With just a few days to go until the election, western Massachusetts participated in a national campaign Wednesday to warn about federal spending cuts to job training programs. Employment specialists and labor leaders held a news conference at an employment office in Springfield. WAMC”s Pioneer Valley Bureau Chief Paul Tuthill reports.
Nearly a dozen speakers warned that looming federal budget cuts will have a devastating impact on key employment and training programs in Massachusetts resulting in a shortage of skilled workers in fields including education, healthcare, manufacturing, construction and transportation.
William Ward, executive director of the Regional Employment Board of Hampden County warned there is a perfect storm approaching that consists of skills gaps, job vacancies and disinvestment in training.

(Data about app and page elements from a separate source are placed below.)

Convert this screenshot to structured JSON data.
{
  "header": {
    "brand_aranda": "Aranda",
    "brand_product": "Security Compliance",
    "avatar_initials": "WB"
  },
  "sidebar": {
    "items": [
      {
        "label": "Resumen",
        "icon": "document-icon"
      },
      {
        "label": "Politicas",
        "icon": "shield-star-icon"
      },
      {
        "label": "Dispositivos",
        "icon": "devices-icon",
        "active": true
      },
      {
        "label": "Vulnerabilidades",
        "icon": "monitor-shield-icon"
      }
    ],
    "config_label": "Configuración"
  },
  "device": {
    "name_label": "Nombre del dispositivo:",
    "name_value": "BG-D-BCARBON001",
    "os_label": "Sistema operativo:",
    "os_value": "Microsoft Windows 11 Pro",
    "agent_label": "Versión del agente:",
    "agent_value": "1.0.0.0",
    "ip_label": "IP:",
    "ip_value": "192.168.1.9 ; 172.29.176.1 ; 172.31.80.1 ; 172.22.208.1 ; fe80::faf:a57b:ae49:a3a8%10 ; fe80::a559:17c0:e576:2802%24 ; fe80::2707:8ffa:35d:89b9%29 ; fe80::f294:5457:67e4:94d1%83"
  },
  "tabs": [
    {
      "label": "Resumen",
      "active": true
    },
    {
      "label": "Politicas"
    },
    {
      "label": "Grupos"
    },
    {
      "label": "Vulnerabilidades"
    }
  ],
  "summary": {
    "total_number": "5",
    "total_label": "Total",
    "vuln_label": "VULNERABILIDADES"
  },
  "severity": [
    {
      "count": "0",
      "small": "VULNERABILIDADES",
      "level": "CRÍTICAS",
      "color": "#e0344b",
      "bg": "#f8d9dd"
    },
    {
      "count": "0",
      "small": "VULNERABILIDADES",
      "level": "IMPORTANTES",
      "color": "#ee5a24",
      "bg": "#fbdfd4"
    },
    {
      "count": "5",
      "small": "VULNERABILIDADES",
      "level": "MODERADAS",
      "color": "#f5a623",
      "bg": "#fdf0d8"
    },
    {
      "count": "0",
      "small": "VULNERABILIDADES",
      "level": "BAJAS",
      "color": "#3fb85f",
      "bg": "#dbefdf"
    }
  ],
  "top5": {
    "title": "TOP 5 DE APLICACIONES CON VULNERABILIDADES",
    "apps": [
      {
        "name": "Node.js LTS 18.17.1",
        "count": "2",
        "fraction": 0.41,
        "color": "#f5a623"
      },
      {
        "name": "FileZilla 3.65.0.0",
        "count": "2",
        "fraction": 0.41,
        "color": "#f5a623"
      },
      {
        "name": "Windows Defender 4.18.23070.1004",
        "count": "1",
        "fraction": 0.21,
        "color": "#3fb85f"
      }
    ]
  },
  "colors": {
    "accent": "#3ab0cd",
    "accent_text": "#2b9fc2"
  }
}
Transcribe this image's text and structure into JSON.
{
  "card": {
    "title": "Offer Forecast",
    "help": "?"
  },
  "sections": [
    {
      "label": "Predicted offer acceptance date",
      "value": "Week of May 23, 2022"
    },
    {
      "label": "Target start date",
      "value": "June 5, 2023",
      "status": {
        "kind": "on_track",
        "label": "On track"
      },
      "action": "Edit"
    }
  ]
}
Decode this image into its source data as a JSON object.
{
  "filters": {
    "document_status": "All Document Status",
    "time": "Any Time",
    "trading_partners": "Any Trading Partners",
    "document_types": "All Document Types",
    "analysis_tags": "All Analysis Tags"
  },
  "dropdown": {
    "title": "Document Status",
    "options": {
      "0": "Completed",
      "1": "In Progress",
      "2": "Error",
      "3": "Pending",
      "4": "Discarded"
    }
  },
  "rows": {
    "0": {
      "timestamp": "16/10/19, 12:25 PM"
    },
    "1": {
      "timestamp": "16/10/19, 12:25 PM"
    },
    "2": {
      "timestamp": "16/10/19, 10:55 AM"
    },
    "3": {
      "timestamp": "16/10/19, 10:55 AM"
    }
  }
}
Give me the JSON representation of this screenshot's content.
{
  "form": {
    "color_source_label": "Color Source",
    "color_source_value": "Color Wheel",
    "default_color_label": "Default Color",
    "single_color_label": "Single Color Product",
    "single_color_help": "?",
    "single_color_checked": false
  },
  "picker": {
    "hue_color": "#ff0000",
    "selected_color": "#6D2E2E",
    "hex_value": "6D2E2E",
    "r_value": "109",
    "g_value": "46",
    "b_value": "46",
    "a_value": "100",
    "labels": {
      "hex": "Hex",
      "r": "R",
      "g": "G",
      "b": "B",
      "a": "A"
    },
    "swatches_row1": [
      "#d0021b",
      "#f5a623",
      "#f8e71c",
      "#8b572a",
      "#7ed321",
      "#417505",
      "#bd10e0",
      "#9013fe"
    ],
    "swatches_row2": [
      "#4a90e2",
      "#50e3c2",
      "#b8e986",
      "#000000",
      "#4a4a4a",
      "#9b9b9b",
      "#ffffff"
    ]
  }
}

Ward was joined by representatives from regional employment boards in Berkshire, Hampshire and Franklin counties. There were also officials from the AFL-CIO and United Auto Workers union. They called on Congress to stop sequestration, the automatic across the board spending cuts that will go into effect on January 2, 2013.
The cuts will cost Massachusetts workforce development programs almost $11 million and result in 36,000 fewer people being helped, according to the National Skills Coalition, a nonprofit that promotes investment in job training.
Even before sequestration, federal spending on workforce development programs has been cut $1 billion since 2010.
The FutureWorks Career Center in Springfield was crowded Wednesday with people scanning job listings on computer screens and filling out applications. The center’s executive director Rexene Picard said roughly 7,000 people have come in looking for work in just the last three months, compared with 15,000 during all of last year. Most of the unemployed will need to learn new skills to return to work.
Patricia Crosby of the Franklin Hampshire Regional Employment Board said federal spending cuts also threaten the workforce development system.
Robert Bower, of the Massachusetts AFL-CIO , said the government should spend more, not less on employment programs
The looming automatic spending cuts are a result of the Budget Control Act, which was enacted in 2011 to increase the national debt ceiling in exchange for more than $2 trillion in federal spending cuts over the next decade.